Okay, so it's not really a Christmas movie in the traditional sense. It's more like a light horror comedy that takes place around Christmas. It's less in the tradition of 'White Christmas' and more in the tradition of... actually this is the first Christmas horror comedy I can think of. And being that it was rated PG, I saw it probably way earlier than I should have.
But with that said, 'Gremlins' represents some of my first toe-dips into horror. It was kinda great at the time (I think I was around 5 or 6 when I first watched it). It had the cuteness of Gizmo (Howie Mandel), the kindness of Billy (Zach Galligan), the prettiness of Kate (Phoebe Cates), and that seemed to give a good balance to the otherwise scary premise.
The story centers on Billy, whose father (Hoyt Axton) brings him home a Mogwai from Chinatown while trying to sell his latest invention. The Mogwai, Gizmo, comes with a set of rules - don't get it wet, keep it away from light, and whatever you do, don't feed it after midnight (which is obscure, but we kinda roll with it). Eventually we learn that water makes them multiply, light is just plain bad for them (sunlight could kill them), and feeding them after midnight causes them to cocoon and eventually turn into Gremlins.
Gremlins, in this case, are mischief making, violent, and hilarious. But they're just frightening enough that when watching this as a kid, you kinda fear one may be lurking under your bed. These Gremlins wreak havoc on the town, and it's up up Billy, Gizmo and Kate to stop them, even if they do end up sidetracked by horrific stories about the harsh realities of Santa Claus - something this film has since become famous for to such an extent that they make fun of it in 'Gremlins 2'.
Of course, anyone familiar with this movie realizes that the Gremlins, in a way, are villains we kinda route for. When we see them causing mischief. But the biggest villain of this movie isn't any of the Gremlins, not even Stripe (Frank Welker), who's pretty much the Gremlin's leader. It's Mrs Deagel (Polly Holliday). Her biggest claim to fame is her desire to slowly murder Billy's dog. So yeah, we really wanna see her meet John Wick one day. But don't worry, she's also a reason to route for these crazy critters.
Surprisingly enough, though the Mogwais and Gremlins don't say a whole hell of a lot, the cast of voice actors is impressive. Aside from the two I've already mentioned, Peter Cullen (the one and only Optimus Prime), Michael Winslow (the sound effect guy from 'Police Academy'), Mark Dodson (Salacious Crumb from 'Return of the Jedi'), Bob Bergen (No Face and the Frog from 'Spirited Away' are among a few of the more well-known. That's an interesting tidbit I actually only just learned.
The film is considered a classic of an 80s monster movie, and it really fits in with its era.

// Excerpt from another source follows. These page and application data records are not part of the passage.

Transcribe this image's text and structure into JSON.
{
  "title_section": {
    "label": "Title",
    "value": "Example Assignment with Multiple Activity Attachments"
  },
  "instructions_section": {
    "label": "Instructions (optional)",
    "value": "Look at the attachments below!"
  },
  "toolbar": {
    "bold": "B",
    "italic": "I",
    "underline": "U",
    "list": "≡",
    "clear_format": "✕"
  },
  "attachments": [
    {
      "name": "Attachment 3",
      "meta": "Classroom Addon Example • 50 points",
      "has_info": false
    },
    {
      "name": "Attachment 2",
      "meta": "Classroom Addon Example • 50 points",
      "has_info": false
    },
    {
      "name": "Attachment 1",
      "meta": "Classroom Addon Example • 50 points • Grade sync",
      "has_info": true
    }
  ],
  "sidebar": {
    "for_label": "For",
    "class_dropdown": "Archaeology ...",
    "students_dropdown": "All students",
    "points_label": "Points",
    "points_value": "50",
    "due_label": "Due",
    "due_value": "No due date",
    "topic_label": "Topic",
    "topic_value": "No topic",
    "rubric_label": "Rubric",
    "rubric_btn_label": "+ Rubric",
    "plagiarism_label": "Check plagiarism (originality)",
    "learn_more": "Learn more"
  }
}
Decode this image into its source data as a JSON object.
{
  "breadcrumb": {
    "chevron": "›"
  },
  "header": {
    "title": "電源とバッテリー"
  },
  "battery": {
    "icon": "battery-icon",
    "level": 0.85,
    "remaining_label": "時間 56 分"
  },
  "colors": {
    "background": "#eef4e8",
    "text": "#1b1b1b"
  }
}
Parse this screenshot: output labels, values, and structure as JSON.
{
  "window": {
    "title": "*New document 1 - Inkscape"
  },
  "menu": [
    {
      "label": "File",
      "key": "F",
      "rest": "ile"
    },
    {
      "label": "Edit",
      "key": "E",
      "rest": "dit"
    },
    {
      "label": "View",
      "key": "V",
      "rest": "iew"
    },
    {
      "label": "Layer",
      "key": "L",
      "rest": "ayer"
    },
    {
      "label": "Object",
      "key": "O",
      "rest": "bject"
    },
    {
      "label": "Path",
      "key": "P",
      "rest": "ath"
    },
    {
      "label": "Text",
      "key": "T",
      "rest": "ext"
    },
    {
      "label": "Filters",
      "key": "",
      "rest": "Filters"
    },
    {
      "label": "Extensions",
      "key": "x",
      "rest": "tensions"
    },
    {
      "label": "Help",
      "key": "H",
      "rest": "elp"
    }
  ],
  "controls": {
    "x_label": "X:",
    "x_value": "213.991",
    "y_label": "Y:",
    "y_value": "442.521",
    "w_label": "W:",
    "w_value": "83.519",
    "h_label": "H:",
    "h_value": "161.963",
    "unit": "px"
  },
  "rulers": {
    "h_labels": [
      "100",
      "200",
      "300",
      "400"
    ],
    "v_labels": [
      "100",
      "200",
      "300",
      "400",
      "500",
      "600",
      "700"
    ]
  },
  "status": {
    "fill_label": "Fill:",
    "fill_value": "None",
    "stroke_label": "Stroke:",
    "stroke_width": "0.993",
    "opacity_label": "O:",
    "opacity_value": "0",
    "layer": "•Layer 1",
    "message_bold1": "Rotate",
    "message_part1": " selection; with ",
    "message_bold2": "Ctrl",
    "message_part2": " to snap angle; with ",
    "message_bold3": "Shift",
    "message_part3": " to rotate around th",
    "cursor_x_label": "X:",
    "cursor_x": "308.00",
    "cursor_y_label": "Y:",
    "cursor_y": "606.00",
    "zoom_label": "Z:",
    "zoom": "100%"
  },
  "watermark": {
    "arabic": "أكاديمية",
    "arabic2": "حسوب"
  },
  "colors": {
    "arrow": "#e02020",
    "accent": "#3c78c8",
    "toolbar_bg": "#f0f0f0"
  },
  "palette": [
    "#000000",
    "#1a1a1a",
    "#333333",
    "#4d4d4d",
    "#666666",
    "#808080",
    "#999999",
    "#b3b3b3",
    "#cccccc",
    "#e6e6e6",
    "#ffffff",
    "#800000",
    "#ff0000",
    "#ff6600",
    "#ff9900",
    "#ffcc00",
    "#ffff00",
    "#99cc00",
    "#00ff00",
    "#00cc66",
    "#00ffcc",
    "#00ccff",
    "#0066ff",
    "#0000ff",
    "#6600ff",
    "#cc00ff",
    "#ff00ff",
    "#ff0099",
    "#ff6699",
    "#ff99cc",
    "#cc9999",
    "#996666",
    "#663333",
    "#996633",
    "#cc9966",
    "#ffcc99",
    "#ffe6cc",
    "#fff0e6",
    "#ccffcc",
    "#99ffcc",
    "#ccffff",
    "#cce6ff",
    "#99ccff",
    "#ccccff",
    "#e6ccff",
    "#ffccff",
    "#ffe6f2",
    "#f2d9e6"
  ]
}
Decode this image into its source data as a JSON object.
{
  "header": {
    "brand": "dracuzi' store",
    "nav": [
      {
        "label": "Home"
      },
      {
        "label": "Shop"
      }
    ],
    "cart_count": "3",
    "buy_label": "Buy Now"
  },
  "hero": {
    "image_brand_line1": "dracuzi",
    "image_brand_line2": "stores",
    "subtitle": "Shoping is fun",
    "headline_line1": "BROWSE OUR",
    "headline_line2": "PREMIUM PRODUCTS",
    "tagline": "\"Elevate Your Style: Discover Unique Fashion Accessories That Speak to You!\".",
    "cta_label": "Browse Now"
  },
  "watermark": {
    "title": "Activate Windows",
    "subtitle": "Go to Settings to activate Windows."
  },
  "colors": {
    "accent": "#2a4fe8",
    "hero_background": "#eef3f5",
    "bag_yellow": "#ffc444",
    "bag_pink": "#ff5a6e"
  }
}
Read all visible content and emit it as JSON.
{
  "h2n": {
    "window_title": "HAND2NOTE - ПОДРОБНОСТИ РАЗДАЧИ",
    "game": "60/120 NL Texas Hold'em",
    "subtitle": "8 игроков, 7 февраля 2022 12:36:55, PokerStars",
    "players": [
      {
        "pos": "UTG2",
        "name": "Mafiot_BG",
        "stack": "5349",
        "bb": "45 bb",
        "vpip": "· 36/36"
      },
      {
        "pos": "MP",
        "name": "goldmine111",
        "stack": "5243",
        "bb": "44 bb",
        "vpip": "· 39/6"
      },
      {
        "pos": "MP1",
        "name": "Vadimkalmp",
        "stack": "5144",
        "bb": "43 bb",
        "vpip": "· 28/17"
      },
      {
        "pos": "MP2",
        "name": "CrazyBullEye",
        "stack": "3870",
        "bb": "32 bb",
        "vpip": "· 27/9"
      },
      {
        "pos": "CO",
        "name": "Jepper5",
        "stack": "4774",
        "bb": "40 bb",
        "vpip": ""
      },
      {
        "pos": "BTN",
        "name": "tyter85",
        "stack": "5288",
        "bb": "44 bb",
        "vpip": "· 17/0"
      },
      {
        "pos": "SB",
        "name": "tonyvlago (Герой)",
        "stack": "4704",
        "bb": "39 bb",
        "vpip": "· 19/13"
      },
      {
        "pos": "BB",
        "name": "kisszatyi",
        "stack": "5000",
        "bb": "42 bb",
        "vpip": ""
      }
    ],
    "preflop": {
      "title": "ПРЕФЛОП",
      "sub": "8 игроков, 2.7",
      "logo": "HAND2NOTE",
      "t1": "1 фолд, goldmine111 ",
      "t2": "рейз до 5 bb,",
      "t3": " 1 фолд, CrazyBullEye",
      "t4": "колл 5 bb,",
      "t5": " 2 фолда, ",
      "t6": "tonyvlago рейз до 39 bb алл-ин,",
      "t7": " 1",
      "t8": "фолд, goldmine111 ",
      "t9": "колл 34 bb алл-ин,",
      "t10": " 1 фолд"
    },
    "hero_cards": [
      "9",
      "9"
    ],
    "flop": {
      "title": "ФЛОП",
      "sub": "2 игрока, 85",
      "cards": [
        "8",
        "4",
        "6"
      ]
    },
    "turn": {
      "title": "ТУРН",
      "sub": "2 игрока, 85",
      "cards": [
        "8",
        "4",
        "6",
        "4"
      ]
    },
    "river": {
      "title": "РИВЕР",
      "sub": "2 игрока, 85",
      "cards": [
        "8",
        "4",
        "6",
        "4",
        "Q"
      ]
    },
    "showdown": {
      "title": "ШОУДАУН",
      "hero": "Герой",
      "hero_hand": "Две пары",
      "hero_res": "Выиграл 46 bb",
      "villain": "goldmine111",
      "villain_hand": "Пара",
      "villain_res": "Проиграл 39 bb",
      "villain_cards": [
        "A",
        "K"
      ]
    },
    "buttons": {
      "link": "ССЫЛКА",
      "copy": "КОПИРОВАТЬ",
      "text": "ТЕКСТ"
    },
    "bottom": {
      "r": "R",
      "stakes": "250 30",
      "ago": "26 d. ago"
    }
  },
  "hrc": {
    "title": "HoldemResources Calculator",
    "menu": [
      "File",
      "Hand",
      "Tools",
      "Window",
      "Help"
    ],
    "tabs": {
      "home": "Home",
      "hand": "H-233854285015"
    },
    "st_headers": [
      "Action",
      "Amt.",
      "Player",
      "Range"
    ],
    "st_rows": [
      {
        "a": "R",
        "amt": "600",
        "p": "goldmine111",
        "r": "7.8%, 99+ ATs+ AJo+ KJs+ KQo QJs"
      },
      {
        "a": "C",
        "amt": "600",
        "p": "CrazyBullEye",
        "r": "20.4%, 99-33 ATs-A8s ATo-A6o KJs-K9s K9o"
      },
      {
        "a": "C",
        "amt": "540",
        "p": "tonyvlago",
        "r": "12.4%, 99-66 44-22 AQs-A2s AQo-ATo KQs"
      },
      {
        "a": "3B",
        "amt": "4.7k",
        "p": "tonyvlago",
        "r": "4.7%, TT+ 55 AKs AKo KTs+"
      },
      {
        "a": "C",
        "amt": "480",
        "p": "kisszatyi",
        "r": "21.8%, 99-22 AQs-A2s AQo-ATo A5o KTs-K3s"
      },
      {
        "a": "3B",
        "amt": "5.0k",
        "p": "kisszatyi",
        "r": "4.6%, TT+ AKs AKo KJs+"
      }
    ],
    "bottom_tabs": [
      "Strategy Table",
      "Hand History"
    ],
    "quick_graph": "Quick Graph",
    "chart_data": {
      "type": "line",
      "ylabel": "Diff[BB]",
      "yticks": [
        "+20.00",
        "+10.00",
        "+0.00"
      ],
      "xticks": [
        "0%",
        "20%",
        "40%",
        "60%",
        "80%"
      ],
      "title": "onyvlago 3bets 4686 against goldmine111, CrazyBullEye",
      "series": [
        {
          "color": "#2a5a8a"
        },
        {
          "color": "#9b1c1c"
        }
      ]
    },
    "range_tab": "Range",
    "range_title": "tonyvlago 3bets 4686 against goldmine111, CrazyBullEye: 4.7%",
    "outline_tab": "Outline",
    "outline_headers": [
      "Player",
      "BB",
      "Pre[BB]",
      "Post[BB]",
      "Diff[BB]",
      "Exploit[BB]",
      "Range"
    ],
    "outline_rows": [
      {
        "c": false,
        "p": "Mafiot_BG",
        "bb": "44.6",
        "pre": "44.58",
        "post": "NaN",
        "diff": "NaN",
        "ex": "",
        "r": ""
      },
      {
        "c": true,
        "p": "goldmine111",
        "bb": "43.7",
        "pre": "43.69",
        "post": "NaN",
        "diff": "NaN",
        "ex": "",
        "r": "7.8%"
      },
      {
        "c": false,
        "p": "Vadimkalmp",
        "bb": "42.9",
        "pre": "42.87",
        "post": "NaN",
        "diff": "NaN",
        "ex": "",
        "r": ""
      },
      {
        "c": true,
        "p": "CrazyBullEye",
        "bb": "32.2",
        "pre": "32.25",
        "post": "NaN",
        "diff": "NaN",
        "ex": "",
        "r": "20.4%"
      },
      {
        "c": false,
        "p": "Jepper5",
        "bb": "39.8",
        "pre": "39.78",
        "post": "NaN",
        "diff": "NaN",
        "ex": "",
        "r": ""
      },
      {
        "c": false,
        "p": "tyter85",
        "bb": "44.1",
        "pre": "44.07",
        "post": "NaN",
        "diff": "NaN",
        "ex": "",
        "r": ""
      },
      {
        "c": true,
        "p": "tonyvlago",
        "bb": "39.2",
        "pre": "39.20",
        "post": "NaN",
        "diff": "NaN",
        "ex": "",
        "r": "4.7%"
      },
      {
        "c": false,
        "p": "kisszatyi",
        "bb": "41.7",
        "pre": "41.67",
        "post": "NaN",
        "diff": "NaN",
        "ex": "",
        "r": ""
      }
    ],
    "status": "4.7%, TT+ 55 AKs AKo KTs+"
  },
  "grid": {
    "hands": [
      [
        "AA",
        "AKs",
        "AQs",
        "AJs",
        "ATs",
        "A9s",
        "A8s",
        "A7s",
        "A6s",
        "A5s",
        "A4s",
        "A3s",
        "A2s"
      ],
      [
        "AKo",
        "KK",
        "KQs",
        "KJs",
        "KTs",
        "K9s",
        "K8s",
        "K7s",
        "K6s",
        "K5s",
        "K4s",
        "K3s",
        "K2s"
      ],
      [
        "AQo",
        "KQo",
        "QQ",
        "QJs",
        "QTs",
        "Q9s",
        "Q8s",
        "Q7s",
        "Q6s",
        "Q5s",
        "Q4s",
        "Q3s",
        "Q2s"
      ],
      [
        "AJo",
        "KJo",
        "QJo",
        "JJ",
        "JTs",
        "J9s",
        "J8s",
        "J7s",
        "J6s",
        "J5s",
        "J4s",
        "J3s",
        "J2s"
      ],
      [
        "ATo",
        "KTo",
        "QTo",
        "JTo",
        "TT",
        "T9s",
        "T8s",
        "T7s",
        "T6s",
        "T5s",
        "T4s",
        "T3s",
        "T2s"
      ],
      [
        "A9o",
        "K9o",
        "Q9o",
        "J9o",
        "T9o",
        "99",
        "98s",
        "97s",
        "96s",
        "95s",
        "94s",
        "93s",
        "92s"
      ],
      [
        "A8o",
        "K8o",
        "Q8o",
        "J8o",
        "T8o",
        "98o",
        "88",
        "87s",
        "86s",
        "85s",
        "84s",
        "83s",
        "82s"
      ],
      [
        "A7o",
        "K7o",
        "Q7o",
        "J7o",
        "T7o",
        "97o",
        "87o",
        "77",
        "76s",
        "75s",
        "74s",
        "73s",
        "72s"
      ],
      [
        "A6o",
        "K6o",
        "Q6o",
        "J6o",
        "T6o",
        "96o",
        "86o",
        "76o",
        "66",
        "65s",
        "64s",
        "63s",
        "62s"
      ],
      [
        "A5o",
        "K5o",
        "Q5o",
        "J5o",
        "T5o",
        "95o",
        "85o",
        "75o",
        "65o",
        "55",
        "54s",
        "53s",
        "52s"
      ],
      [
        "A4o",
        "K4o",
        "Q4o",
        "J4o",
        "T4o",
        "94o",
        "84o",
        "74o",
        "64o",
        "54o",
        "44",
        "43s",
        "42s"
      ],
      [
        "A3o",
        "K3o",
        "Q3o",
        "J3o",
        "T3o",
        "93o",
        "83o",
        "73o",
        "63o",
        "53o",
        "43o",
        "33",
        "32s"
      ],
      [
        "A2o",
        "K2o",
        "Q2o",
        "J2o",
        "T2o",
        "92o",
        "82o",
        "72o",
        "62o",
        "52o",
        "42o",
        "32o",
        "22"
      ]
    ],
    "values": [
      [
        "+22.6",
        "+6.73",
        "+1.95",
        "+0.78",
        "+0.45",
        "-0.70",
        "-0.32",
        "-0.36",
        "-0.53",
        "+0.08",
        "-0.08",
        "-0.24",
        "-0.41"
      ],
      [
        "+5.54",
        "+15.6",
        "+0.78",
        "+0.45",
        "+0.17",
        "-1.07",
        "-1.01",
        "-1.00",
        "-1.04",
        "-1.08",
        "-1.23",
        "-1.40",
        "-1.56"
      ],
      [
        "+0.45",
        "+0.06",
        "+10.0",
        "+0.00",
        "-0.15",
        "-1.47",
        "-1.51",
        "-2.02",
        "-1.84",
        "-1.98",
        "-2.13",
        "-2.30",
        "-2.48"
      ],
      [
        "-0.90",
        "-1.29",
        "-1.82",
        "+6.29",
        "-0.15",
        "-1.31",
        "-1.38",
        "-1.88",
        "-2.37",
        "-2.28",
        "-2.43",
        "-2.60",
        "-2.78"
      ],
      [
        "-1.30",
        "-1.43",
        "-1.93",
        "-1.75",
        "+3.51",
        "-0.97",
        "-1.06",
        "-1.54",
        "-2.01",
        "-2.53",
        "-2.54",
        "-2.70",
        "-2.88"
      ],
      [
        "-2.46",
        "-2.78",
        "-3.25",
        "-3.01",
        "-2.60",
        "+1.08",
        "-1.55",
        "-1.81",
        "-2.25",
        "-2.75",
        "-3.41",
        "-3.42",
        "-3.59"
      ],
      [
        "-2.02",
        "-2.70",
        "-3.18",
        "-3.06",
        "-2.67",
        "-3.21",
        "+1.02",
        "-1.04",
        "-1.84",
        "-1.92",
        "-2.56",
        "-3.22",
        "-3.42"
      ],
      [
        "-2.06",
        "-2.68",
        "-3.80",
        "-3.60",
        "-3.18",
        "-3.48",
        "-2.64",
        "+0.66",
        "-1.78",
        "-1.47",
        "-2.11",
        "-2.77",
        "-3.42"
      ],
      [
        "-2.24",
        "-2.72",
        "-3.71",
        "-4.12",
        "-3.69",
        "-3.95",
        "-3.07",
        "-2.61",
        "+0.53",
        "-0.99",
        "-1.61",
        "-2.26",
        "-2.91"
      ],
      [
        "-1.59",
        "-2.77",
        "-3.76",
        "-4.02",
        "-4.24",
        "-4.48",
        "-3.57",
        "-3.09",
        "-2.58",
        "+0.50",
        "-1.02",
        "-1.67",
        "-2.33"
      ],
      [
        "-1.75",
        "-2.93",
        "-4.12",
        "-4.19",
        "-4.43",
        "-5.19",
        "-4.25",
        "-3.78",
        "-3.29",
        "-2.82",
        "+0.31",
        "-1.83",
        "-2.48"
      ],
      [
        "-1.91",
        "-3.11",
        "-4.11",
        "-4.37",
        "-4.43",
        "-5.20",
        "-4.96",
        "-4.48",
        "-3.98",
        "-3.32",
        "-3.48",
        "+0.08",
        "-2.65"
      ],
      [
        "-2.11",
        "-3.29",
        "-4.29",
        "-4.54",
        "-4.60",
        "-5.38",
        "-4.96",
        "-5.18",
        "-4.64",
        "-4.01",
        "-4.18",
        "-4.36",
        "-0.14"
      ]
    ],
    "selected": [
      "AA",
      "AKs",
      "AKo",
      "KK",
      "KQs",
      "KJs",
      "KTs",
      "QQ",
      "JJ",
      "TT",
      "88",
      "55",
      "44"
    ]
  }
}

As time has passed, it hasn't aged incredibly well, but we still hold it close to or hearts as an important piece of nostalgia. Even though I say that, a newcomer could watch this and still have a lot of fun with it. I really don't think it was ever meant to be taken that seriously to begin with. It's still one I hold close to my heart.